EXERCISE OBJECTIVE: An exact copy of all the entries is what is needed here.

····················

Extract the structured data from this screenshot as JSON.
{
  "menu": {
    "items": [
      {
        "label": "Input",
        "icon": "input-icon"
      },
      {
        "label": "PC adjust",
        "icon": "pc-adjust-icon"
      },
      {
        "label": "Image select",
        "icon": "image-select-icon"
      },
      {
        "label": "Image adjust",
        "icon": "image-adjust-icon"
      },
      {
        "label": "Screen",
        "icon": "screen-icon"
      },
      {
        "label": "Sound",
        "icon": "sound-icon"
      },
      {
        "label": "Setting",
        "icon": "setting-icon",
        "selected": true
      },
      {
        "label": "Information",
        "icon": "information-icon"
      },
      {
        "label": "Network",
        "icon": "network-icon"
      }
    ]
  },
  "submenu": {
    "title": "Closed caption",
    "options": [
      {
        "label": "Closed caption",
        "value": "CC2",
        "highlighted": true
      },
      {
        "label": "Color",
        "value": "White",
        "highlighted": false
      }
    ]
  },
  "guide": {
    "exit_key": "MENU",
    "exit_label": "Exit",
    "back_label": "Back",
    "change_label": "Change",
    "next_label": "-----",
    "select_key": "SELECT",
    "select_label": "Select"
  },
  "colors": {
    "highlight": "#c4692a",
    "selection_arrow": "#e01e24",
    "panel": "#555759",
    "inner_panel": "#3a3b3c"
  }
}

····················

TASK ANSWER:
Extract the structured data from this screenshot as JSON.
{
  "menu": {
    "items": [
      {
        "label": "Input",
        "icon": "input-icon"
      },
      {
        "label": "PC adjust",
        "icon": "pc-adjust-icon"
      },
      {
        "label": "Image select",
        "icon": "image-select-icon"
      },
      {
        "label": "Image adjust",
        "icon": "image-adjust-icon"
      },
      {
        "label": "Screen",
        "icon": "screen-icon"
      },
      {
        "label": "Sound",
        "icon": "sound-icon"
      },
      {
        "label": "Setting",
        "icon": "setting-icon",
        "selected": true
      },
      {
        "label": "Information",
        "icon": "information-icon"
      },
      {
        "label": "Network",
        "icon": "network-icon"
      }
    ]
  },
  "submenu": {
    "title": "Closed caption",
    "options": [
      {
        "label": "Closed caption",
        "value": "CC2",
        "highlighted": true
      },
      {
        "label": "Color",
        "value": "White",
        "highlighted": false
      }
    ]
  },
  "guide": {
    "exit_key": "MENU",
    "exit_label": "Exit",
    "back_label": "Back",
    "change_label": "Change",
    "next_label": "-----",
    "select_key": "SELECT",
    "select_label": "Select"
  },
  "colors": {
    "highlight": "#c4692a",
    "selection_arrow": "#e01e24",
    "panel": "#555759",
    "inner_panel": "#3a3b3c"
  }
}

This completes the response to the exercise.